Results: The number of active joints was reduced from 18.4+10.9 to 9+8.2 (P< 0.001). The number of tender points was reduced from 12.6+2 to 7.1±5 in men (P<0.003) and from 13.1+2 to 7.5+3.7 in women (P<0.001). A significant improvement was found in dolorimetric threshold readings after the treatment period in women (P< 0.001). No correlation was observed between the reduction in the number of active joints and the reduction in the number of tender points in the same patients (r= 0.2).

Conclusions: Balneotherapy at the Dead Sea area appears to produce a statistically significant substantial improvement in the number of active joints and tender points in both male and female patients with fibromyalgia and psoriatic arthritis. Further research is needed to elucidate the distinction between the benefits of staying at the Dead Sea area without balneotherapy and the effects of balneotherapy in the study population.

January 2001
Pnina Langevitz MD, Avi Livneh MD, Lily Neumann PhD, Dan Buskila MD, Joshua Shemer MD, David Amolsky MD and Mordechi Pras MD

Background: Familial Mediterranean fever is a genetic disorder manifested by recurrent attacks of peritonitis, pleuritis and arthritis, and characterized by clinical, histological and laboratory evidence for localized and systemic inflammation. Colchicine treatment usually prevents the attacks and the associated inflammation. Inflammation of atherosclerosis and ischemic heart disease.

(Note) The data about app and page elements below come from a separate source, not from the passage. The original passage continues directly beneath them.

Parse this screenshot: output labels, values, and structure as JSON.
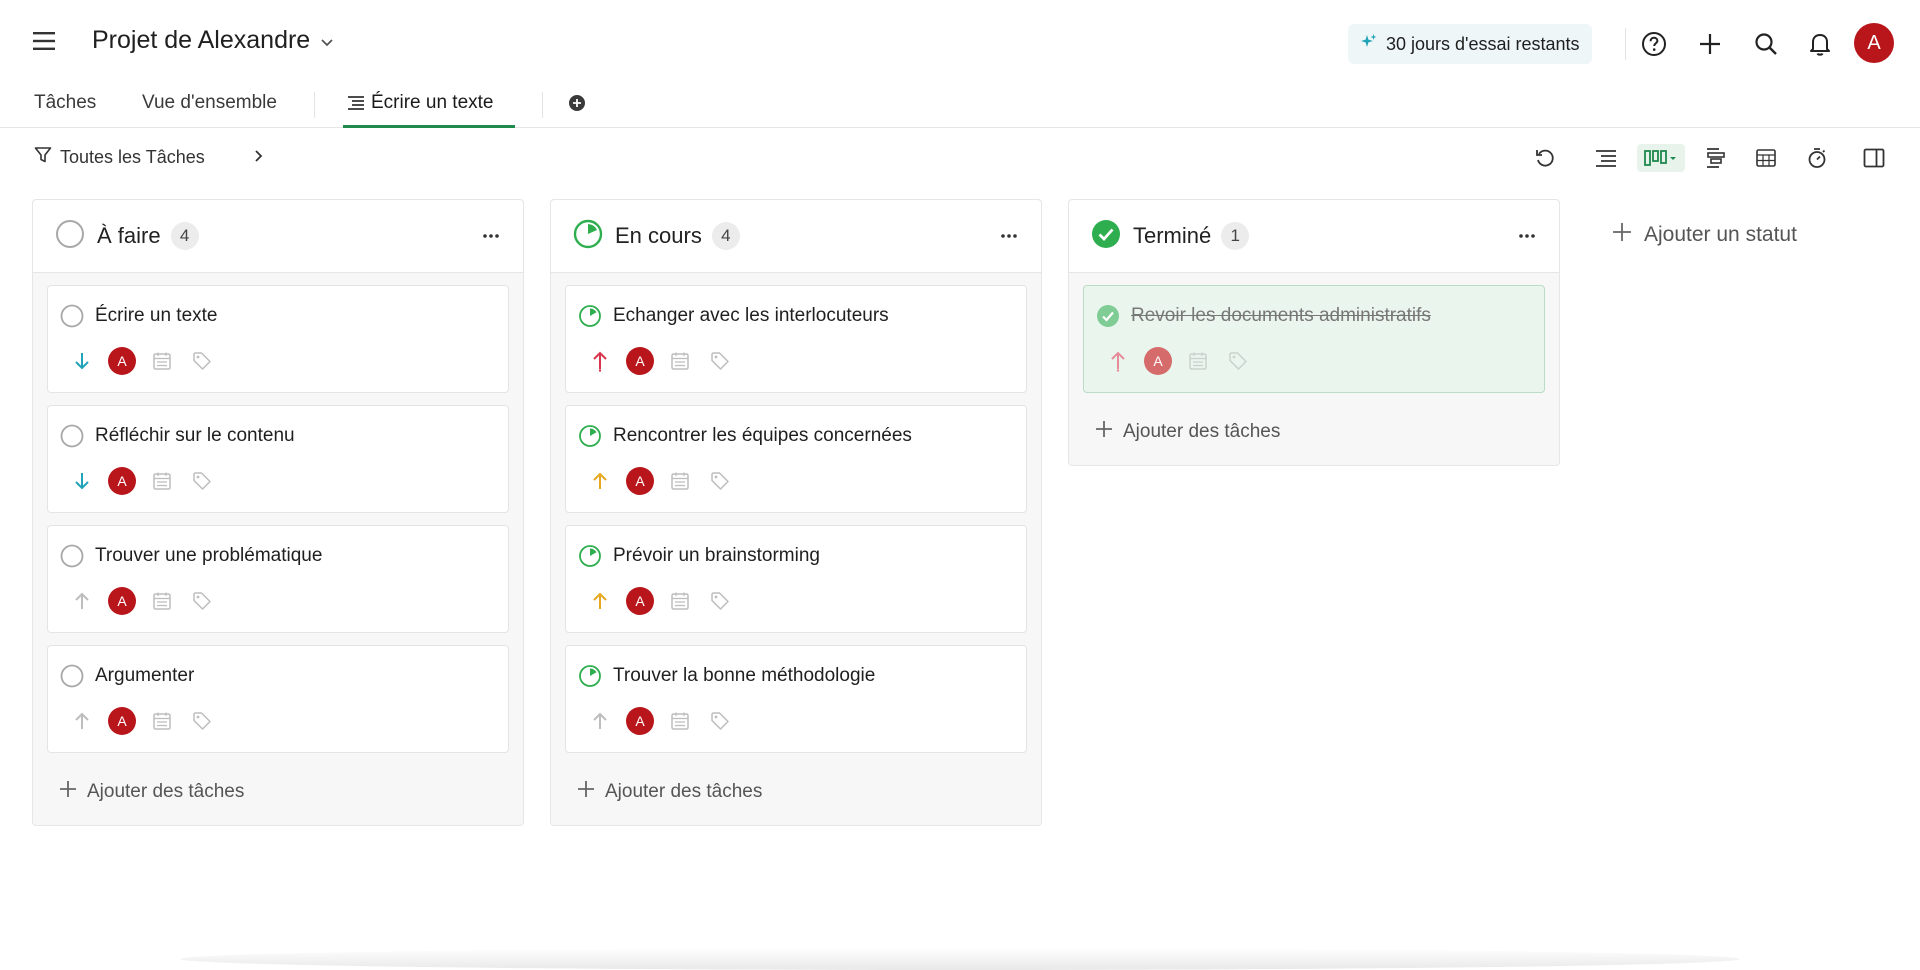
{
  "header": {
    "project_title": "Projet de Alexandre",
    "trial_text": "30 jours d'essai restants",
    "avatar_initial": "A"
  },
  "tabs": [
    {
      "label": "Tâches"
    },
    {
      "label": "Vue d'ensemble"
    },
    {
      "label": "Écrire un texte"
    }
  ],
  "toolbar": {
    "filter_label": "Toutes les Tâches"
  },
  "columns": [
    {
      "title": "À faire",
      "count": "4",
      "add_label": "Ajouter des tâches",
      "cards": [
        {
          "title": "Écrire un texte",
          "avatar": "A"
        },
        {
          "title": "Réfléchir sur le contenu",
          "avatar": "A"
        },
        {
          "title": "Trouver une problématique",
          "avatar": "A"
        },
        {
          "title": "Argumenter",
          "avatar": "A"
        }
      ]
    },
    {
      "title": "En cours",
      "count": "4",
      "add_label": "Ajouter des tâches",
      "cards": [
        {
          "title": "Echanger avec les interlocuteurs",
          "avatar": "A"
        },
        {
          "title": "Rencontrer les équipes concernées",
          "avatar": "A"
        },
        {
          "title": "Prévoir un brainstorming",
          "avatar": "A"
        },
        {
          "title": "Trouver la bonne méthodologie",
          "avatar": "A"
        }
      ]
    },
    {
      "title": "Terminé",
      "count": "1",
      "add_label": "Ajouter des tâches",
      "cards": [
        {
          "title": "Revoir les documents administratifs",
          "avatar": "A"
        }
      ]
    }
  ],
  "add_status_label": "Ajouter un statut",
  "colors": {
    "accent_green": "#1e8a4c",
    "done_green": "#2eae4e",
    "avatar_red": "#b8161b",
    "priority_low": "#1fa3b8",
    "priority_high": "#d9344d",
    "priority_medium": "#e7a81f",
    "priority_none": "#bdbdbd"
  }
}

Objective: To study the effect of inflammation and its prevention on occurrence of IHD, using FMF as a model.

Methods and Patients: We studied the presence of IHD and its risk factors in 290 FMF patients aged 40 years or more, and in two control groups – 233 spouses of the FMF patients’ and 126 patients with inflammatory diseases obtained from other outpatient clinics. FMF patients were also compared with age and gender-matched individuals from the population reference data of the Israel Ministry of Health.

Results: The prevalence of IHD in FMF patients was significantly lower than in the group of controls from other outpatient clinics (15.5% vs. 30.2% P< 0.05) and comparable with their spouses (11.2%) and with the matched general population in Israel (16%).

Conclusion: These findings suggest that despite the evidence of recurrent inflammation, colchicines-treated FMF patients are not more predisposed to IHD than the normal population.

Legal Disclaimer: The information contained in this website is provided for informational purposes only, and should not be construed as legal or medical advice on any matter.
The IMA is not responsible for and expressly disclaims liability for damages of any kind arising from the use of or reliance on information contained within the site.
© All rights to information on this site are reserved and are the property of the Israeli Medical Association. Privacy policy

2 Twin Towers, 35 Jabotinsky, POB 3566, Ramat Gan 5213604 Israel